This Girl's sideboard -- which at the time I claimed was my best ever -- was just four different cards that I used over the course of the day. Three of them won me at least one matchup that I couldn't beat in a Game One situation, at least not easily.
I once again made a big deal out of not having any Counterspells. Actually having Mana Leak
in my sideboard (and especially with no Remand
anywhere) got a lot of value. It was the combination of Grand Arbiter Augustin IV
and Mana Leak
together that bought me -- albeit by slim margins -- the Dragonstorm
matchup that I started 0-1.
was generally good over the course of the day… I sided it against Zoo, and against the final MSS Champion, playing U/G (actually my backup deck going into Champs). I slow played the sideboarded games but fast played removal on my own turn, specifically any opportunity to take out Cloaks or save damage. Repeal
was good in all the aggressive situations, if not 100% necessary to win any particular match.
But on the other hand… Fortune Thief!
This card was a gamble. But it was an amazing one. First of all, no one even knew what it did. Second of all, even the decks that could deal with it didn't usually have cards to after sideboarding.
The team had serious problems with Ghazi-Glare in long, 50+ turn games. Essentially they could lock down all our threats and gain enough life to avoid being burned out. Even with four copies of Wrath of God
, we would eventually be overwhelmed by Saprolings given enough time.
, well… beat them. They had no Counterspell
. We just had to put them in a position where they didn't have a stray Serrated Arrows
The match I took over Ghazi-Glare to make Top 8 came on the back of Fortune Thief
This little Red creature may seem like a fun stretch to you, but it was really this deck's one-card response to the beat-Compost or beat-Bribery-and-Counterspells sideboards of yore. U/R/W being behind against G/W isn't even obvious to most players! And it was something we uncovered only by hundreds of turns of repetitions. To even figure out that there was a problem was a feat that could not be accomplished with random time wasting play; figuring out a strategically repeatable solution within 24 hours of tournament time… Well, I suppose that is the difference between winning the tournament and not even making Top 8 in this case.
So what did we learn and what can we apply to present and future sideboarding?
Rebels - Just because your deck is named after something doesn't mean that that has to be who you are and define your identity 100% of the time. You might have more flexibility than you think in terms of taking the target off your back, even when you are the Deck to Beat.

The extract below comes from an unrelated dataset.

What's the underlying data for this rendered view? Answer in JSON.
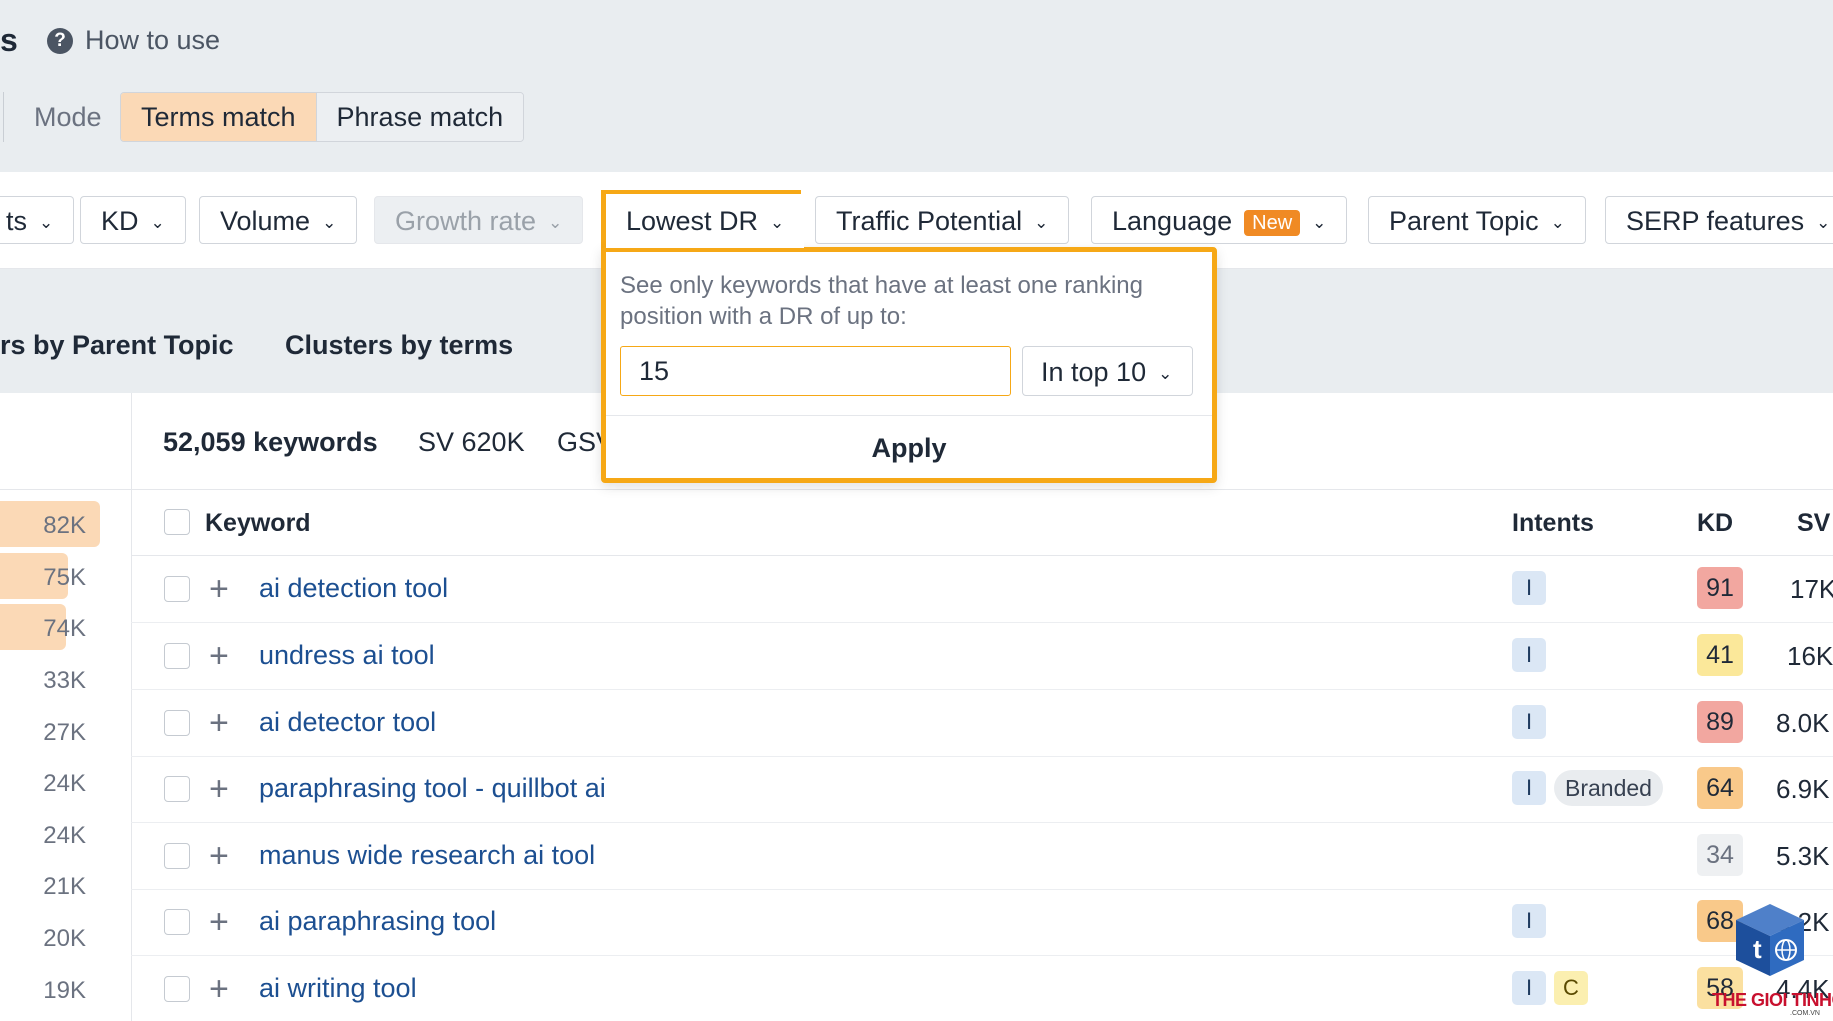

G/W - If you can't beat 'em, join 'em. Figure out how you can piggyback on the space that you already have in order to fit in everything that you need. For example, this deck didn't have the Cloudpost
s or Vernal Bloom
engine of traditional Tooth and Nail
or Elf and Nail decks, but it did have Temple of the False God
. The Regionals version had Akroma, Angel of Wrath
as a potential Tooth and Nail
target. Space-savers like these can help you develop a hybridization or transformation where someone else seems to be using an entire deck for a completely different purpose.
Kuroda-Style Red - You have to know the enemy. This goes beyond just the Blue matchups. If you know that White opponents are going to highly value any hand with Auriok Champion
, being able to beat Auriok Champion
(let alone all the cards that don't have life gaining and Red-thrashing abilities) means you will beat their best hands. You might as well translate that to a fight between Baneslayer Angel
Critical Mass - Speed and mana optimization are generally more valuable than either pure card advantage or potential power. When you have only one, pick mana. When you can have two, pick mana. When you can have all three… Good job, I guess.
This Girl - Sometimes the definition of the best sideboard is that you used all your cards, and they all helped you win with your back against the wall, at some time or other. Sideboard space is one of the most finite resources in deck design. Choose wisely.